An eSIM is far smaller than a standard one, and much more flexible. But not if some carriers get their way.
Photo: Ste Smith/Cult of Mac

The Department of Justice is investigating whether AT&T and Verizon colluded to subvert the primary goal of electronic SIMs. This new tech makes it easy to switch between service providers, something to two largest wireless carriers apparently wanted to prevent. 

Apple uses an eSIM in the Apple Watch Series 3. And last year this company formally complained to the DoJ that the two carriers were pressuring an international standards body to make an anticompetitive change to this emerging tech. 

SIM and eSIM

The SIM card was originally designed to be easily swapped out. Someone could change the carrier their phone uses simply by popping out one SIM and sliding in another. SIM slots are a standard part of iPhone and most other cellular devices.

But that’s not practical with something as small as an Apple Watch. The slot would take up too much room. So the electronic SIM was born. 

An eSIM is a non-removable version of the traditional SIM card. It stores the user’s international mobile subscriber identity (IMSI) and its associated authentication key. Because it doesn’t get removed, it can be tiny. It’s actually one-hundredth of the size of a standard SIM card.

AT&T and Verizon vs. eSIM

Responding to Apple’s request, the Justice Department brought this issue up with  AT&T, Verizon, and the GSMA, a trade group of mobile network operators responsible for the eSIM standard. 

The question being investigated is whether the two most powerful U.S. carriers tried to pressure the GSMA into modifying the eSIM standard to their advantage, according to The New York Times. The goal was to enable a carrier to lock an eSIM to its own network, preventing the user from switching to a rival.
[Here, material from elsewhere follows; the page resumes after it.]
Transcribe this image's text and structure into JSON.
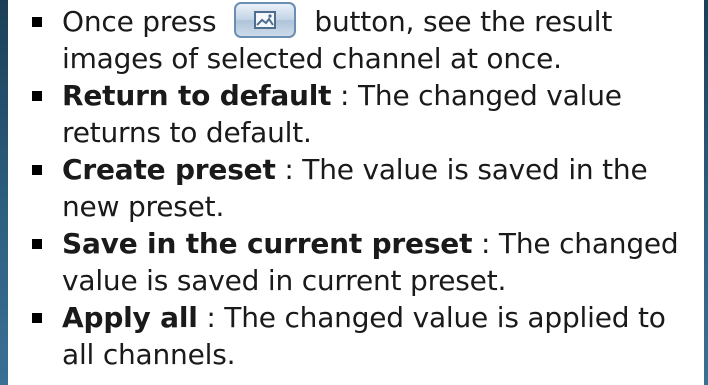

Such a change would benefit AT&T and Verizon the most, as they have the lion’s share of subscribers.

The investigation is just beginning, so no conclusions have been reached.